START EXCERPTED RECORDS

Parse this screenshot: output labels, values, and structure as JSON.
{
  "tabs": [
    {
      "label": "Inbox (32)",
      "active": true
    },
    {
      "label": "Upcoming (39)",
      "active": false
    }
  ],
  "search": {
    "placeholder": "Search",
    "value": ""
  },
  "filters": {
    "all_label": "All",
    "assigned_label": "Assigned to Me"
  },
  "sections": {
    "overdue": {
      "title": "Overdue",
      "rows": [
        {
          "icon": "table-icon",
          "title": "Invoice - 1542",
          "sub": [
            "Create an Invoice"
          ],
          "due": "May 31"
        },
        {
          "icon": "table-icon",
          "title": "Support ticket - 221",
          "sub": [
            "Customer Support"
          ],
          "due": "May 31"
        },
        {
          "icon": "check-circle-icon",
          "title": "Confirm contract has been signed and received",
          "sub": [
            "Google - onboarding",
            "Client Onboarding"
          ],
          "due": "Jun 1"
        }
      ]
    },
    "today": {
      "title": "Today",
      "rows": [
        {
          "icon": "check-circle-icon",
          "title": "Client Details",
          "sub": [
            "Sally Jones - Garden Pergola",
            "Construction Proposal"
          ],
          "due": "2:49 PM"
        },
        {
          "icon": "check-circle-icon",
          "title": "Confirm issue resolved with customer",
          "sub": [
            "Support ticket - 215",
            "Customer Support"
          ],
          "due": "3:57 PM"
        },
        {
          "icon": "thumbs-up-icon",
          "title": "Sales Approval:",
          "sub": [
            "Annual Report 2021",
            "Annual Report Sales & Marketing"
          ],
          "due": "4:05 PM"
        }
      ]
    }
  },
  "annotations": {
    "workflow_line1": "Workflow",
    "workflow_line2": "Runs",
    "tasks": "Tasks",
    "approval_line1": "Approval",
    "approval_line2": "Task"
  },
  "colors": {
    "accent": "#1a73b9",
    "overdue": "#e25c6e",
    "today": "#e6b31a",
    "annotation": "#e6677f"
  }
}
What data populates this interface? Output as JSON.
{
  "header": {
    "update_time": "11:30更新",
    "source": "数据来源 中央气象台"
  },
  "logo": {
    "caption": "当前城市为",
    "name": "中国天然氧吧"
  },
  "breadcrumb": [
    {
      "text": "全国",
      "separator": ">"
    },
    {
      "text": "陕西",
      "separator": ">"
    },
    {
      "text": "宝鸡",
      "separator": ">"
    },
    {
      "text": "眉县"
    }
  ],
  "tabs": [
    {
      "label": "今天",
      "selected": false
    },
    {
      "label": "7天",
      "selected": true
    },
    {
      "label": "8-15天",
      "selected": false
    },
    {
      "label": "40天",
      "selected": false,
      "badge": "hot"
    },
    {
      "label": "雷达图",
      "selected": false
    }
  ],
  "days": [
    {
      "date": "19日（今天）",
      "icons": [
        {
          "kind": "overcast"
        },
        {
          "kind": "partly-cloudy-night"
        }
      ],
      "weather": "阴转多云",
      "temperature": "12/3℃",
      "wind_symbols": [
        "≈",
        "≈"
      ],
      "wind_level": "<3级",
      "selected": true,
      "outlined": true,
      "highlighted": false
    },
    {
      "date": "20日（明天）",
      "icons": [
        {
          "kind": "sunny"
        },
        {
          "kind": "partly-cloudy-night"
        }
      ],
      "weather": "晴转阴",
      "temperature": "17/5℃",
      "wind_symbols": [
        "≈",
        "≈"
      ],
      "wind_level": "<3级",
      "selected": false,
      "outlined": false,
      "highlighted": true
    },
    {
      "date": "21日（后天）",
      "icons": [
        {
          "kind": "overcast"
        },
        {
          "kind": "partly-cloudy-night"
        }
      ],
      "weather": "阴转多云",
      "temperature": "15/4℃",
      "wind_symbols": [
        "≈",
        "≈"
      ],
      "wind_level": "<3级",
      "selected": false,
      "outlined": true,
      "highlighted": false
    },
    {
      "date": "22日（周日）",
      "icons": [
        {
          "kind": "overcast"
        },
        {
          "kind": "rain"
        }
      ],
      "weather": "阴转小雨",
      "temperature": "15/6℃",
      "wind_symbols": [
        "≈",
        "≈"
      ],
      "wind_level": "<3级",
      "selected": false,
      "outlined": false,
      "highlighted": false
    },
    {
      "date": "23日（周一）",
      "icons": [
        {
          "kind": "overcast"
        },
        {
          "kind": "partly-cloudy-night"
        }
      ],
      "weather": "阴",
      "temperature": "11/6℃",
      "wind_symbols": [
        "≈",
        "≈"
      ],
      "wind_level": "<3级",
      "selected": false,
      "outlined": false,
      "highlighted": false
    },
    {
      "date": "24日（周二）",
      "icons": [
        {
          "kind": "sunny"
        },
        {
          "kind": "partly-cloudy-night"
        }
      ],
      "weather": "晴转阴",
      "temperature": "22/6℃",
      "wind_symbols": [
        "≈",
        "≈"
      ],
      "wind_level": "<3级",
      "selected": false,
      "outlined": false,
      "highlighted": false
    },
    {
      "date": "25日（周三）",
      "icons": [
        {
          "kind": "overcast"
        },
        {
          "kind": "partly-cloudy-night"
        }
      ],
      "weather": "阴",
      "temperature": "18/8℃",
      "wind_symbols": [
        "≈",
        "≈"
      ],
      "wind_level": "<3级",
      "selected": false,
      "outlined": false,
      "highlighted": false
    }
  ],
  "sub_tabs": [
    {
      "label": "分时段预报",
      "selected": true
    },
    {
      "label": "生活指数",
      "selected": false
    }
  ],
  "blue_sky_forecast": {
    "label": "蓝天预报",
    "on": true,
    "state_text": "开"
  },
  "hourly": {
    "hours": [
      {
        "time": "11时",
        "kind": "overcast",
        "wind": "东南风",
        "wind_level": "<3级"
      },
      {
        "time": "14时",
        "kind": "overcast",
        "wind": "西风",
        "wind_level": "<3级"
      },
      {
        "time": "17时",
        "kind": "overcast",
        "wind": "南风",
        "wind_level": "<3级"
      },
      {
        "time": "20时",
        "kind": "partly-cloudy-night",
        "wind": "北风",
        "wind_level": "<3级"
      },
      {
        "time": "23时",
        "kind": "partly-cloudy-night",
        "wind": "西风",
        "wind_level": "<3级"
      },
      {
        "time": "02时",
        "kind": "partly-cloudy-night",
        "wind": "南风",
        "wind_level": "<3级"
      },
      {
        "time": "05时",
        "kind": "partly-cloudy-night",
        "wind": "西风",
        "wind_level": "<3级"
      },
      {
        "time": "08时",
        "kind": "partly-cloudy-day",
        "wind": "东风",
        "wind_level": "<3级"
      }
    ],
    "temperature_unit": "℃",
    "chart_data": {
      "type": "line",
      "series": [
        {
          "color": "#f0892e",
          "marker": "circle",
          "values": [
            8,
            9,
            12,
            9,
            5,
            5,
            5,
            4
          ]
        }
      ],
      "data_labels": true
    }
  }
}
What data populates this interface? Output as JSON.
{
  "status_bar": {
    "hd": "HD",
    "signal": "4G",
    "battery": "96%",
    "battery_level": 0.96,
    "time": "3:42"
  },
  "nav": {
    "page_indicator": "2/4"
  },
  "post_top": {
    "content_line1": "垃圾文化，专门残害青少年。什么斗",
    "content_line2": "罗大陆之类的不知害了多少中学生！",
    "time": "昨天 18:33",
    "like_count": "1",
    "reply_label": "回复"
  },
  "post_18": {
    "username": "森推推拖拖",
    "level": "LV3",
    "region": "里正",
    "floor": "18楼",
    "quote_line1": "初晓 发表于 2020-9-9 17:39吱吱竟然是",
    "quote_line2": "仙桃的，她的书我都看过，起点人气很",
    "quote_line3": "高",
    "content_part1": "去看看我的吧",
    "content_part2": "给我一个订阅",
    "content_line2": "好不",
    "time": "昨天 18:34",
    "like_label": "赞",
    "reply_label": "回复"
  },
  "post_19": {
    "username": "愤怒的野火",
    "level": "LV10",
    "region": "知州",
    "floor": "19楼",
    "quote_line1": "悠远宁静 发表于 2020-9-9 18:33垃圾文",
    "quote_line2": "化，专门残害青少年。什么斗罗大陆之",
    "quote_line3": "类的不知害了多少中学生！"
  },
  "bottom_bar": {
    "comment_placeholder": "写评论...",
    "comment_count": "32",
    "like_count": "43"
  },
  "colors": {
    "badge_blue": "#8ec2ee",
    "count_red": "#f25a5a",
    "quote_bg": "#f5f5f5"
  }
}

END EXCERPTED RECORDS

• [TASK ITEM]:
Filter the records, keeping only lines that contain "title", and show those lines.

• [ANSWER SECTION]:
      "title": "Overdue",
          "title": "Invoice - 1542",
          "title": "Support ticket - 221",
          "title": "Confirm contract has been signed and received",
      "title": "Today",
          "title": "Client Details",
          "title": "Confirm issue resolved with customer",
          "title": "Sales Approval:",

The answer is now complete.